Accepting Backup Offers|1,769 sqft|4 beds|2 baths|0.3921 acres|#9545749
For Sale|6,268 sqft|4 beds|5 baths|3.134 acres|#8584180

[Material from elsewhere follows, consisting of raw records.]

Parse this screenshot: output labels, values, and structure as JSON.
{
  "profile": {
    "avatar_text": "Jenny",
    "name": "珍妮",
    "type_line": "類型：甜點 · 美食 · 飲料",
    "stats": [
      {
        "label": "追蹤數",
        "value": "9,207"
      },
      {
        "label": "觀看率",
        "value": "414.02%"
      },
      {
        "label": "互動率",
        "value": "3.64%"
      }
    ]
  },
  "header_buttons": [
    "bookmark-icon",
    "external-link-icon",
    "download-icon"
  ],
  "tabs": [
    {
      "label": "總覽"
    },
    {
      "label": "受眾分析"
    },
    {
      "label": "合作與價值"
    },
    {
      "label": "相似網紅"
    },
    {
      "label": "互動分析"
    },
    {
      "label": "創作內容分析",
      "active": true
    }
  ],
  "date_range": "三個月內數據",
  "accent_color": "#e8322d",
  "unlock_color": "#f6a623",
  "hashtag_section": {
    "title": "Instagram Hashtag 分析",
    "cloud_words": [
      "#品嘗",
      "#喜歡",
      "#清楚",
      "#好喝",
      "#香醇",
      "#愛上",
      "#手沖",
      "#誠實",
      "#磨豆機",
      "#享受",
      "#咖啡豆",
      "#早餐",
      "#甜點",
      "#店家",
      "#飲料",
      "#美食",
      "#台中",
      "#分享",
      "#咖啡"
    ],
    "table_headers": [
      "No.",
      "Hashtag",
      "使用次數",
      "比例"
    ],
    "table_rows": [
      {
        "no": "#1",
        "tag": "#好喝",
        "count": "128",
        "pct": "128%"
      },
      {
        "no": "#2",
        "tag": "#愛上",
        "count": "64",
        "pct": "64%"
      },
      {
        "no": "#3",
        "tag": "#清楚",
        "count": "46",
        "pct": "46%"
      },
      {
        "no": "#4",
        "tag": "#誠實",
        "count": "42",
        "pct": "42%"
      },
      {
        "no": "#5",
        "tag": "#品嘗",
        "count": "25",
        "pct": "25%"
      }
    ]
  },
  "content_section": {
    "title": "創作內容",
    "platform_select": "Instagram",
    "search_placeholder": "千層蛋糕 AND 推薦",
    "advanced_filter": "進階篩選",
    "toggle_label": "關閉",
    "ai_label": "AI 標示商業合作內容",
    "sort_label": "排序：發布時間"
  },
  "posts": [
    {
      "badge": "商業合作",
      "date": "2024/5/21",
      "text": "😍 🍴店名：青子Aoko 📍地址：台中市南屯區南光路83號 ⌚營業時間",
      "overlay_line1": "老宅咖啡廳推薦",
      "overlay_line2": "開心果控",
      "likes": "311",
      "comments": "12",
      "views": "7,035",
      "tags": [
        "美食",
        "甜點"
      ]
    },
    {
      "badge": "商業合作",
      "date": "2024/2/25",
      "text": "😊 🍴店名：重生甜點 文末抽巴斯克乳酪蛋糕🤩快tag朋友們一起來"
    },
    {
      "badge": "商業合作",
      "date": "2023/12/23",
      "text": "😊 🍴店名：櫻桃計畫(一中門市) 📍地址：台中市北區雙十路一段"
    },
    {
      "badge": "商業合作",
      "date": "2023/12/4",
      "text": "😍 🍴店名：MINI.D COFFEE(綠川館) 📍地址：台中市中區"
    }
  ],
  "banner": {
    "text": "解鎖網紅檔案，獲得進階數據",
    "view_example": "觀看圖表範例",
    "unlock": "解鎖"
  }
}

Salado is a town in Bell County, Texas, United States. Salado was first incorporated in 1867 for the sole purpose of building a bridge across Salado Creek. In 2000, the citizens of Salado voted in favor of reincorporation, before which it was a census-designated place. The population of the village was 2,126 at the 2010 census. It is part of the Killeen–Temple–Fort Hood Metropolitan Statistical Area. Archaeological evidence of a paleolithic Native American settlement dating back about 15,500 years, the Buttermilk Creek Complex, has been unearthed in Salado. The first record of white settlers in the area occurred in 1834, but by 1836, the pioneer settlers abandoned the area due to frequent Indian attacks and the invasion by General Santa Anna and the Mexican Army. The first permanent Anglo-American settler at Salado was Archibald Willingham in 1850. In 1852, the Salado Post Office was established. In 1859, the Salado College Joint Stock Company was created by Col. Elijah Sterling Clack Robertson, who donated 320 acres north and south of the springs to be broken into lots and form the village of Salado, with the proceeds of the sale going to form Salado College. The college operated from 1860-1885 and 1895-1913; the former college building was occupied by the Thomas Arnold High School. From 1866 to 1885, the famous Chisholm Trail cattle drives passed through this area, with the Stagecoach Inn being one of the stops. In 1867, Salado incorporated to build a bridge across Salado Creek. By 1884, Salado had a population of 900, seven churches, 14 stores, two hotels, two blacksmiths, and three cotton gins. However, after the railroads bypassed Salado to the north and south, trade moved away from the town and the population began to dwindle, hitting 400 by 1914 and down to 200 by 1950. Nineteen Salado locations are listed in the National Register of Historic Places, including the George Washington Baines House.